[Dataset rows for apps and sites]
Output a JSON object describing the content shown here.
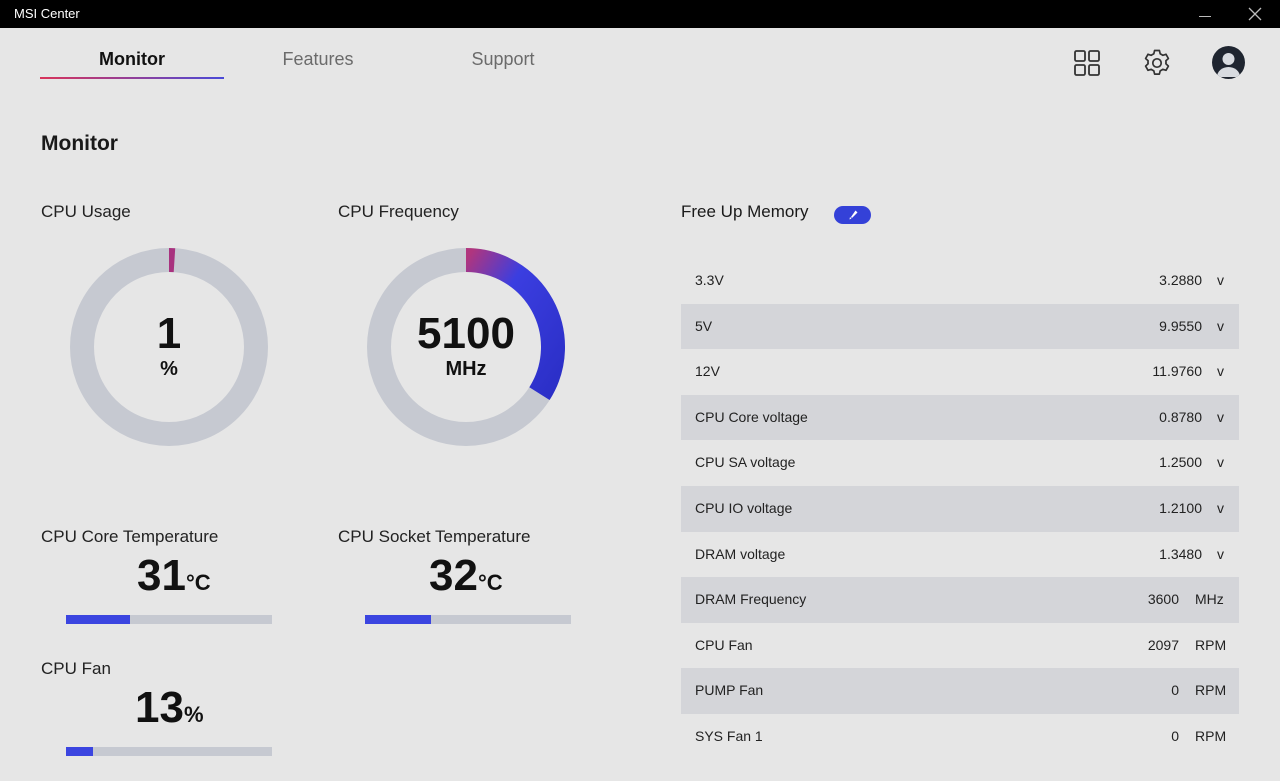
{
  "window": {
    "title": "MSI Center"
  },
  "tabs": [
    {
      "label": "Monitor",
      "active": true
    },
    {
      "label": "Features",
      "active": false
    },
    {
      "label": "Support",
      "active": false
    }
  ],
  "page_title": "Monitor",
  "cpu_usage": {
    "label": "CPU Usage",
    "value": "1",
    "unit": "%",
    "percent": 1
  },
  "cpu_frequency": {
    "label": "CPU Frequency",
    "value": "5100",
    "unit": "MHz",
    "percent": 34
  },
  "cpu_core_temp": {
    "label": "CPU Core Temperature",
    "value": "31",
    "unit": "°C",
    "percent": 31
  },
  "cpu_socket_temp": {
    "label": "CPU Socket Temperature",
    "value": "32",
    "unit": "°C",
    "percent": 32
  },
  "cpu_fan": {
    "label": "CPU Fan",
    "value": "13",
    "unit": "%",
    "percent": 13
  },
  "free_up_memory": {
    "label": "Free Up Memory"
  },
  "sensors": [
    {
      "name": "3.3V",
      "value": "3.2880",
      "unit": "v"
    },
    {
      "name": "5V",
      "value": "9.9550",
      "unit": "v"
    },
    {
      "name": "12V",
      "value": "11.9760",
      "unit": "v"
    },
    {
      "name": "CPU Core voltage",
      "value": "0.8780",
      "unit": "v"
    },
    {
      "name": "CPU SA voltage",
      "value": "1.2500",
      "unit": "v"
    },
    {
      "name": "CPU IO voltage",
      "value": "1.2100",
      "unit": "v"
    },
    {
      "name": "DRAM voltage",
      "value": "1.3480",
      "unit": "v"
    },
    {
      "name": "DRAM Frequency",
      "value": "3600",
      "unit": "MHz"
    },
    {
      "name": "CPU Fan",
      "value": "2097",
      "unit": "RPM"
    },
    {
      "name": "PUMP Fan",
      "value": "0",
      "unit": "RPM"
    },
    {
      "name": "SYS Fan 1",
      "value": "0",
      "unit": "RPM"
    }
  ],
  "icons": {
    "apps": "grid-icon",
    "settings": "gear-icon",
    "profile": "avatar-icon",
    "free_memory": "rocket-icon"
  },
  "colors": {
    "accent": "#3b45e0",
    "gauge_track": "#c6c9d1",
    "gauge_start": "#b0357e",
    "tab_underline_start": "#d9345a",
    "tab_underline_end": "#4a4ad8"
  }
}
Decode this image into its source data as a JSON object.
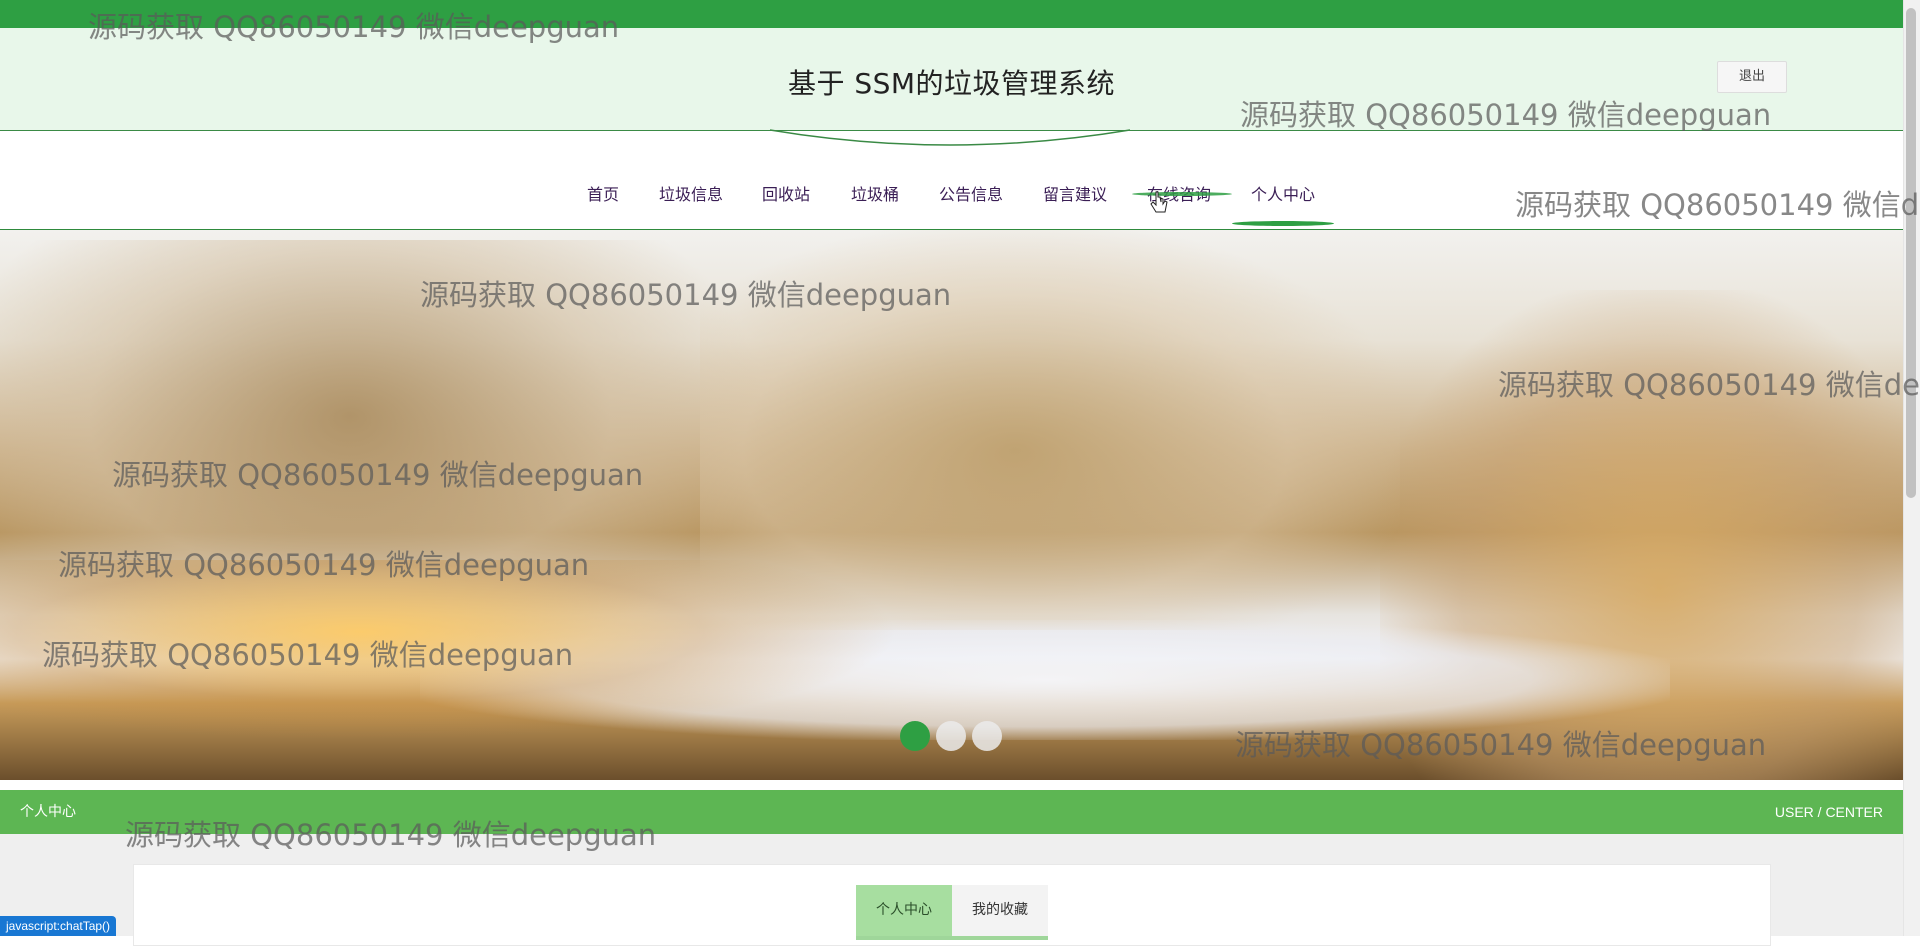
{
  "header": {
    "title": "基于 SSM的垃圾管理系统",
    "logout_label": "退出"
  },
  "nav": {
    "items": [
      {
        "label": "首页"
      },
      {
        "label": "垃圾信息"
      },
      {
        "label": "回收站"
      },
      {
        "label": "垃圾桶"
      },
      {
        "label": "公告信息"
      },
      {
        "label": "留言建议"
      },
      {
        "label": "在线咨询"
      },
      {
        "label": "个人中心"
      }
    ],
    "active": "个人中心",
    "hovered": "在线咨询"
  },
  "banner": {
    "slide_dots": 3,
    "active_slide": 1
  },
  "section": {
    "title": "个人中心",
    "subtitle": "USER / CENTER"
  },
  "tabs": [
    {
      "label": "个人中心",
      "active": true
    },
    {
      "label": "我的收藏",
      "active": false
    }
  ],
  "statusbar": {
    "text": "javascript:chatTap()"
  },
  "watermark": {
    "text": "源码获取 QQ86050149 微信deepguan"
  },
  "colors": {
    "primary": "#2e9f43",
    "section_bar": "#5db653",
    "header_bg": "#e8f7ea",
    "tab_active": "#a7dea0",
    "status_pill": "#1877d3"
  }
}
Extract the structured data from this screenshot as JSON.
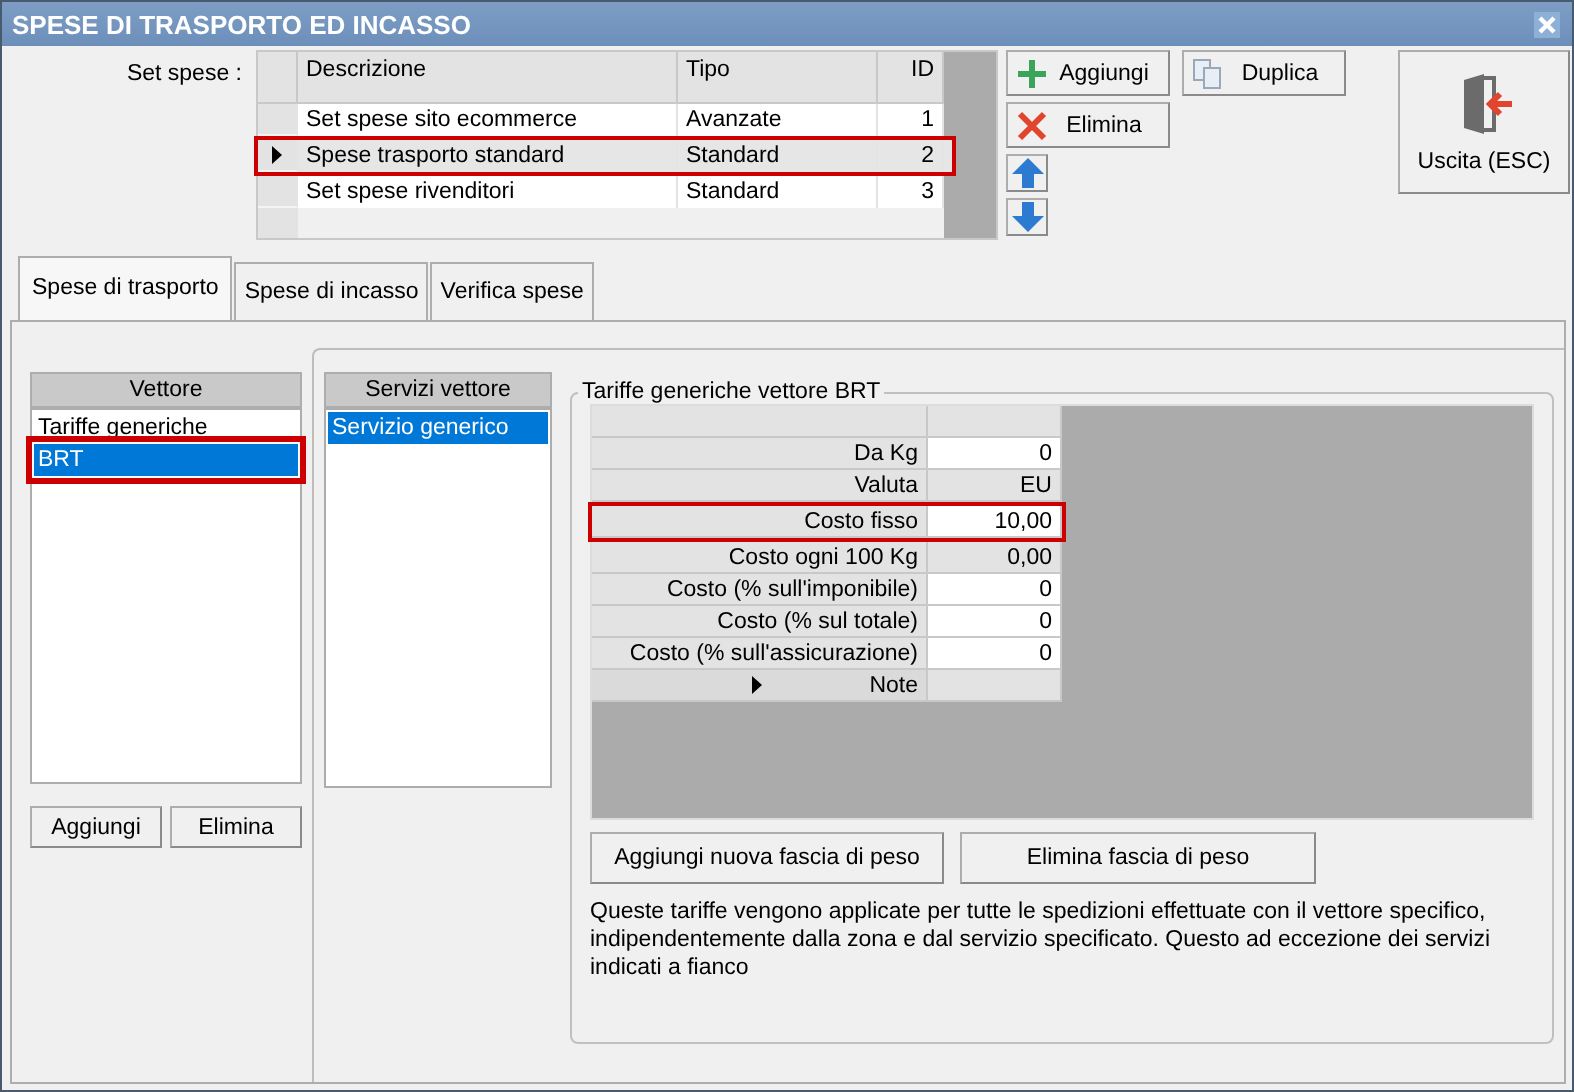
{
  "window": {
    "title": "SPESE DI TRASPORTO ED INCASSO"
  },
  "set_spese": {
    "label": "Set spese :",
    "columns": [
      "Descrizione",
      "Tipo",
      "ID"
    ],
    "rows": [
      {
        "descrizione": "Set spese sito ecommerce",
        "tipo": "Avanzate",
        "id": "1",
        "selected": false,
        "highlighted": false
      },
      {
        "descrizione": "Spese trasporto standard",
        "tipo": "Standard",
        "id": "2",
        "selected": true,
        "highlighted": true
      },
      {
        "descrizione": "Set spese rivenditori",
        "tipo": "Standard",
        "id": "3",
        "selected": false,
        "highlighted": false
      }
    ]
  },
  "toolbar": [
    {
      "kind": "add",
      "label": "Aggiungi"
    },
    {
      "kind": "duplicate",
      "label": "Duplica"
    },
    {
      "kind": "delete",
      "label": "Elimina"
    },
    {
      "kind": "up"
    },
    {
      "kind": "down"
    }
  ],
  "exit_button": {
    "label": "Uscita (ESC)"
  },
  "tabs": [
    {
      "label": "Spese di trasporto",
      "selected": true
    },
    {
      "label": "Spese di incasso",
      "selected": false
    },
    {
      "label": "Verifica spese",
      "selected": false
    }
  ],
  "vettore": {
    "header": "Vettore",
    "items": [
      {
        "label": "Tariffe generiche",
        "selected": false,
        "highlighted": false
      },
      {
        "label": "BRT",
        "selected": true,
        "highlighted": true
      }
    ],
    "buttons": [
      "Aggiungi",
      "Elimina"
    ]
  },
  "servizi": {
    "header": "Servizi vettore",
    "items": [
      {
        "label": "Servizio generico",
        "selected": true
      }
    ]
  },
  "tariffe": {
    "title": "Tariffe generiche vettore BRT",
    "rows": [
      {
        "label": "Da Kg",
        "value": "0",
        "editable": true,
        "current": false,
        "highlighted": false
      },
      {
        "label": "Valuta",
        "value": "EU",
        "editable": false,
        "current": false,
        "highlighted": false
      },
      {
        "label": "Costo fisso",
        "value": "10,00",
        "editable": true,
        "current": false,
        "highlighted": true
      },
      {
        "label": "Costo ogni 100 Kg",
        "value": "0,00",
        "editable": false,
        "current": false,
        "highlighted": false
      },
      {
        "label": "Costo (% sull'imponibile)",
        "value": "0",
        "editable": true,
        "current": false,
        "highlighted": false
      },
      {
        "label": "Costo (% sul totale)",
        "value": "0",
        "editable": true,
        "current": false,
        "highlighted": false
      },
      {
        "label": "Costo (% sull'assicurazione)",
        "value": "0",
        "editable": true,
        "current": false,
        "highlighted": false
      },
      {
        "label": "Note",
        "editable": false,
        "current": true,
        "highlighted": false
      }
    ],
    "buttons": [
      "Aggiungi nuova fascia di peso",
      "Elimina fascia di peso"
    ],
    "note": "Queste tariffe vengono applicate per tutte le spedizioni effettuate con il vettore specifico, indipendentemente dalla zona e dal servizio specificato. Questo ad eccezione dei servizi indicati a fianco"
  }
}
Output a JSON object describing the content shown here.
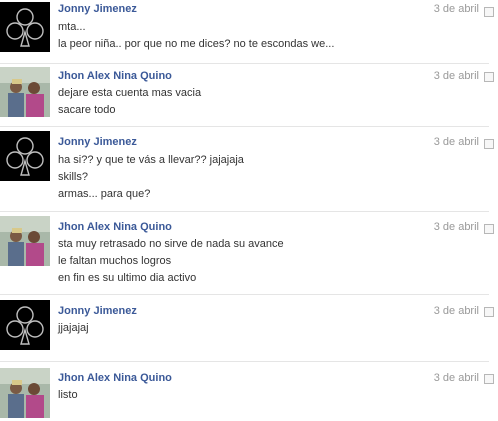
{
  "messages": [
    {
      "sender": "Jonny Jimenez",
      "avatar": "black-club-icon",
      "date": "3 de abril",
      "lines": [
        "mta...",
        "la peor niña.. por que no me dices? no te escondas we..."
      ]
    },
    {
      "sender": "Jhon Alex Nina Quino",
      "avatar": "couple-photo",
      "date": "3 de abril",
      "lines": [
        "dejare esta cuenta mas vacia",
        "sacare todo"
      ]
    },
    {
      "sender": "Jonny Jimenez",
      "avatar": "black-club-icon",
      "date": "3 de abril",
      "lines": [
        "ha si?? y que te vás a llevar?? jajajaja",
        "skills?",
        "armas... para que?"
      ]
    },
    {
      "sender": "Jhon Alex Nina Quino",
      "avatar": "couple-photo",
      "date": "3 de abril",
      "lines": [
        "sta muy retrasado no sirve de nada su avance",
        "le faltan muchos logros",
        "en fin es su ultimo dia activo"
      ]
    },
    {
      "sender": "Jonny Jimenez",
      "avatar": "black-club-icon",
      "date": "3 de abril",
      "lines": [
        "jjajajaj"
      ]
    },
    {
      "sender": "Jhon Alex Nina Quino",
      "avatar": "couple-photo",
      "date": "3 de abril",
      "lines": [
        "listo"
      ]
    }
  ],
  "colors": {
    "sender_link": "#3b5998",
    "date_text": "#999999",
    "body_text": "#333333",
    "divider": "#e5e5e5"
  }
}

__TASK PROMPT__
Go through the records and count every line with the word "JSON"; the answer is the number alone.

__WRITTEN REPLY__
4